be referenced in the XCCDF makes the most sense.  This content already
is
much more than one file.  Remediation should start at the Rule.  It sort
of
does now, but seriously, it should start there more legitimately.  For
those
that want one file, they can probably inline the OVAL and ORML right
into
the XCCDF.  I am guessing no one will actually do that.

Should ORML reuse OVAL?

It will need to reuse a checking system for sure.  Since OVAL is the
SCAP
preferred checking system, it will reuse it (by convention).  OVAL
should
not be so closely coupled as to disallow other checking systems though.
It
should have the same flexibility as XCCDF.  Decoupling allows the
languages
to mature independently.  So a precondition check and post condition
check
that would look like XCCDF checks could use OVAL but would not be
restricted
to that checking system.

How can they be separate?

Why can't we add the ability to reference OVAL ids that live in other
files
the way XCCDF does?  This would also be useful with integrating CPE with
OVAL.  Once the ability exists, we can by convention (or officially)
keep
the remediation content separate and still reuse OVAL definitions,
tests,
etc.

Is referring to an OVAL test OK?

We said no at developer days, but we also said it was a convention and
nothing can stop someone outside OVAL from doing so.  I am of the
opinion
that duplicating the data (e.g. test) in the ORML and OVAL is worse than
keeping OVAL's interface only definitions.

The fireworks are exciting.  Though I look forward to a quick solution.

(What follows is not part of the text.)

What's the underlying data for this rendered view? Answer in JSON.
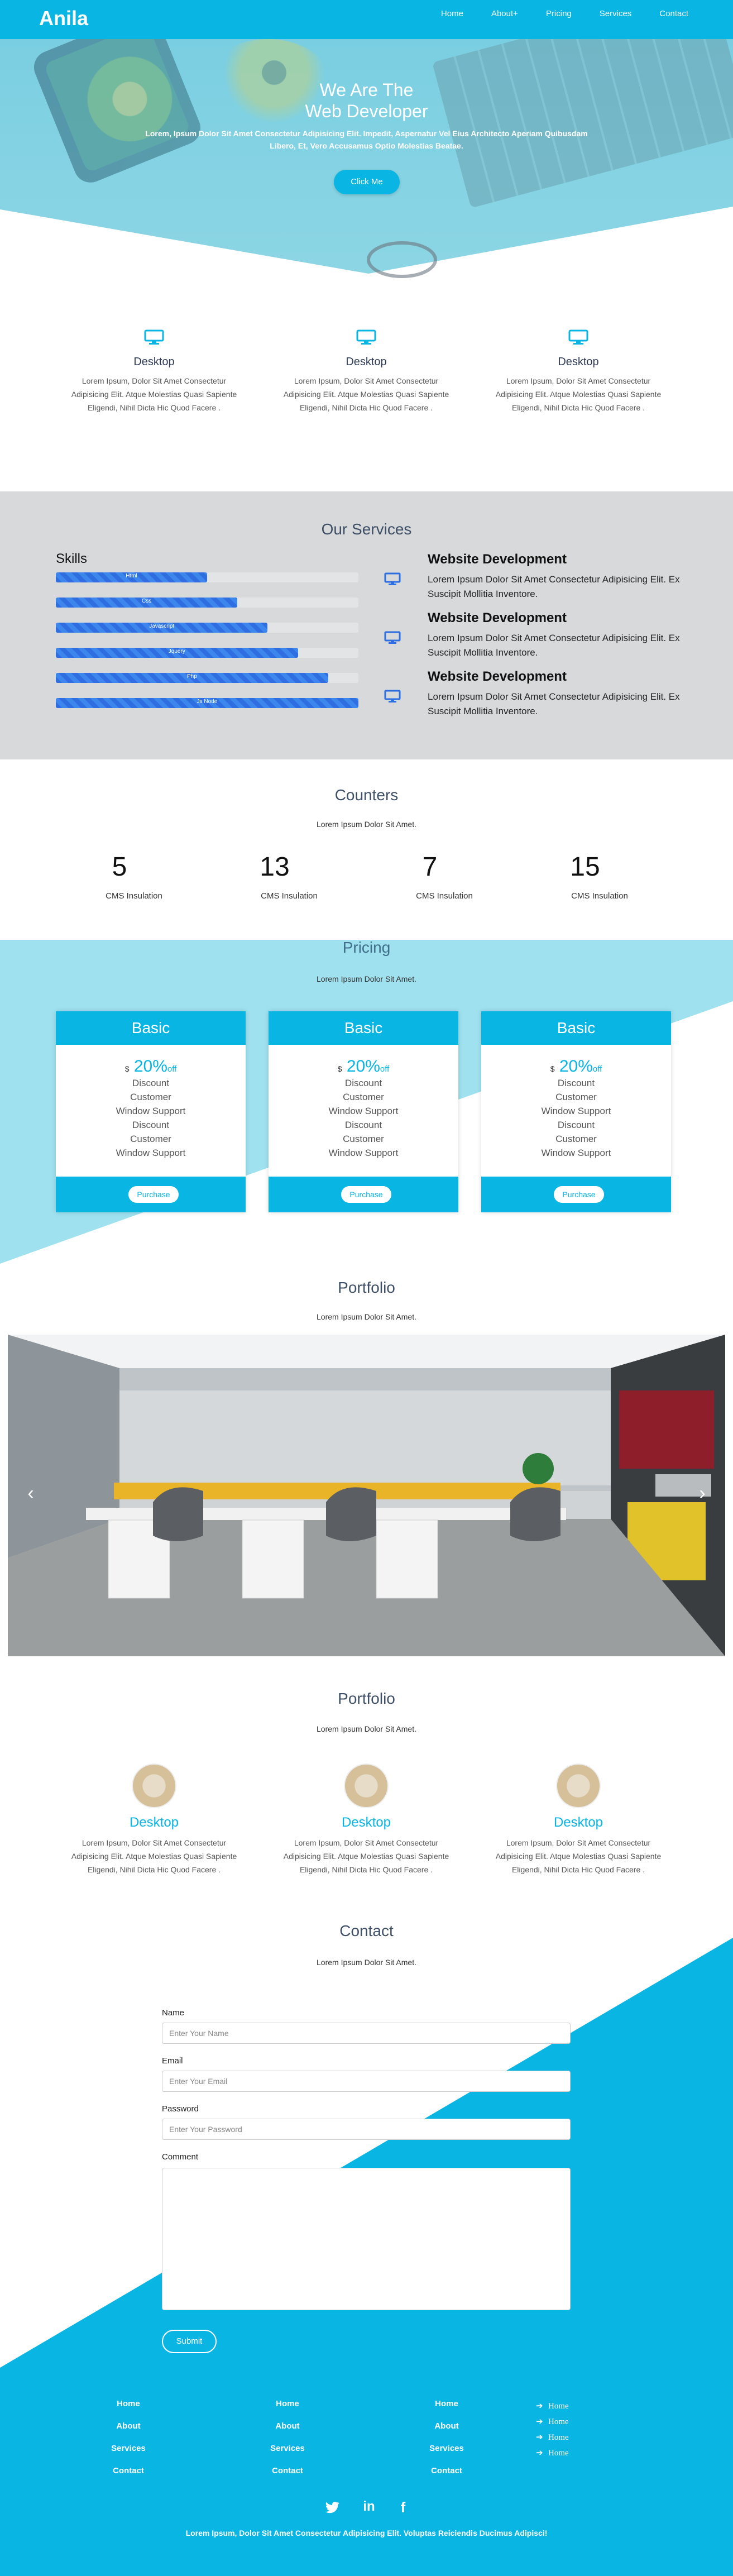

Best regards,

Vladimir Giszpenc
DSCI Contractor Supporting
US Army CERDEC S&TCD IAD Tactical Network Protection Branch
(732) 532-8959